Unless of course the pesky govt has invaded and ordered all cell phone makers to force this on regardless. But could it be done remotely without the code as well? When conducting base station surveys, the StingRay mimics a cell phone while passively collecting signals being transmitted by cell-sites in the area of the StingRay. Then, the vehicle moves to another location and sends out signals until it connects with the phone. Once they are gone, they will be incredibly difficult to get back. In addition to carrying voice or data, the cell phone also transmits data about itself automatically, and that is boosted or not as the system detects need. At times, police have attempted to hide their use of Stingrays in criminal cases, prompting at least one judge to throw out evidence obtained by the device.

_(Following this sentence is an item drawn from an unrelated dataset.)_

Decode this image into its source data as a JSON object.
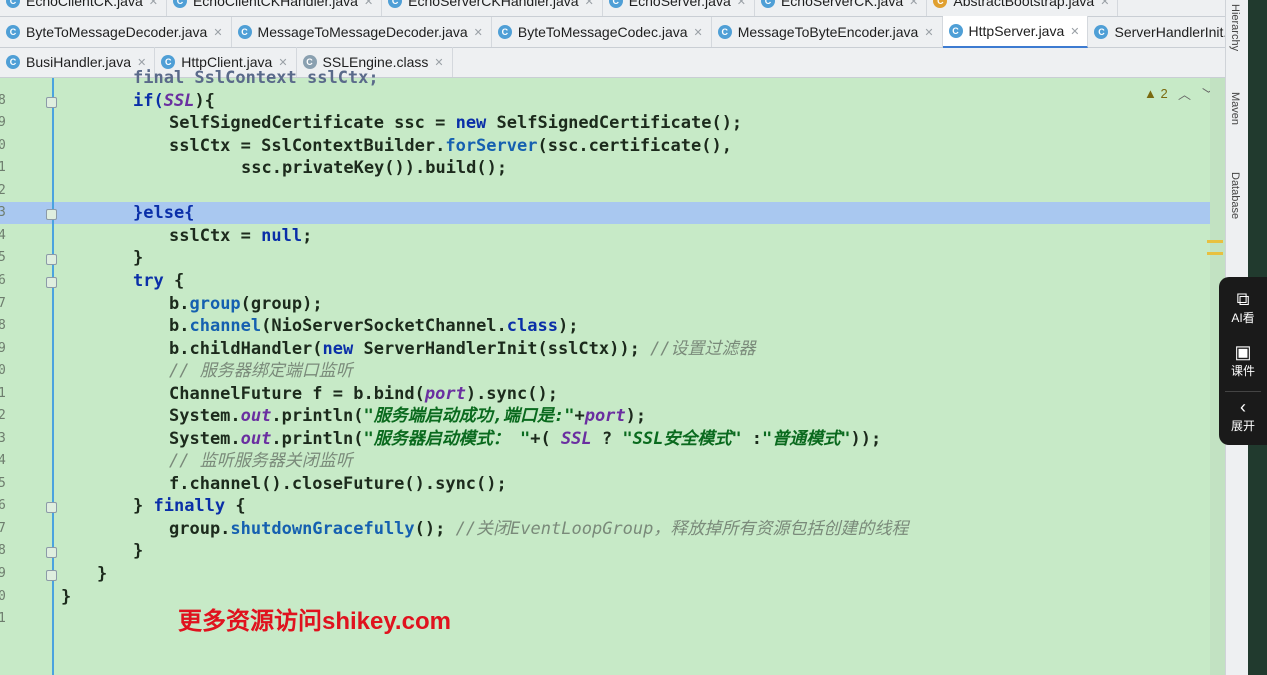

Such tracking information could be critical, prosecutors have said, to finding suspects or corroborating their whereabouts. Come on… Cell phones def can be tracked… when they are on. Big Brother is not only watching, but stalking innocent Americans who know too much! But, if some sort of radical change comes about, such as a right-wing military takeover, the new leaders will have at their disposal all sorts of personal information about each citizen. The appeals court scaled that back a bit, ruling that magistrate judges have the power to require the government to get a warrant, depending on the facts of the particular case. What a bunch of paranoid nonsense. There is no way to hide from this kind of tracking as long as your mobile phone is powered on and transmitting signals to an operator's network. The case involves a marijuana courier, Melvin Skinner, whose disposable cell phone was being tracked by the Drug Enforcement Agency as he moved his cargo from Arizona to Tennessee.
Information collected today will enable the new leaders to know such facts about each person as religiousity, sexual orientation, race, political party,. Local police are increasingly scooping it up, too. Within the comforts of your home, you can sit and know if your spouse has been lying to you all this while or not! In November 2007, the American Civil Liberties Union filed a Freedom of Information Act request with the Department of Justice seeking records related to such tracking practices. Moreover, the deleted ones can also be read. Police can harvest data about motorists by mining toll-road payments, red-light cameras and license-plate readers. You have successfully completed the Lifeline Enrollment Process.
They should also be transparent regarding with whom they share license plate reader data. . You will receive information about how to recertify your Lifeline service within 60 days of your service anniversary date. In doing so, Judge Orenstein revealed that the Justice Department had routinely been using a baseless legal argument to get secret authorizations from a number of courts, probably for many years. If you have a cell phone, you can be tracked. Not only do cell phones track you wherever you go, they can also be used to listen to your private conversations even when they are turned off. In 2014, police in revealed they had used such devices at least 200 additional times since 2010 without disclosing it to the courts or obtaining a warrant.
Reportedly, the Ukrainian government used a tower dump for this purpose in 2014, to make a list of all of the people whose mobile phones were present at an anti-government protest. Though little is known about the use of these devices, watchdog groups have scored small victories in their attempts to punch through this veil of secrecy. A Stingray device in 2013, in Harris's trademark submission. Last week, the Philadelphia-based U. The lobbying campaign was a success.
When operating in active mode, the device mimics a wireless carrier cell tower in order to force all nearby mobile phones and other cellular data devices to connect to it. Local law enforcement and the federal government have resisted judicial requests for information about the use of stingrays, refusing to turn over information or heavily censoring it. Today nearly 60 law enforcement agencies in 23 states are to possess a Stingray or some form of cell-site simulator, though experts believe that number likely underrepresents the real total. There are many ways this can be done. In some jurisdictions, police use cell-site simulators regularly.
And while that's a step forward, it's not good enough. A further concern is that malicious software could theoretically make a phone pretend to power off, while secretly remaining turned on and showing a black screen, so that the user wrongly believes that the phone is turned off. Only a minority has sided with the Justice Department, however. Implanting a microchip in all of us would make identification and tracking of the population so much easier. In some areas of the United States, law enforcement authorities are pulling data out of cell phones for no apparent reason whatsoever.
Several court decisions have been issued on the legality of using a Stingray without a warrant, with some courts ruling a warrant is required and others not requiring a warrant. He added that a proper response was a bit too hefty of a task and that the intelligence community is putting together a memo that will outline exactly what they can do. An expert analyst will connect a seized device to a special machine, which reads out stored inside the device, including records of previous activity, phone calls, and text messages. Some are designed to be used at static locations, while others can be discreetly carried by an individual. Usually, this tracking is done by apps running on a smartphone. In most states, police can get many kinds of cellphone data without obtaining a warrant, which they'd need to search someone's house or car. And it certainly should not be concealed from judges.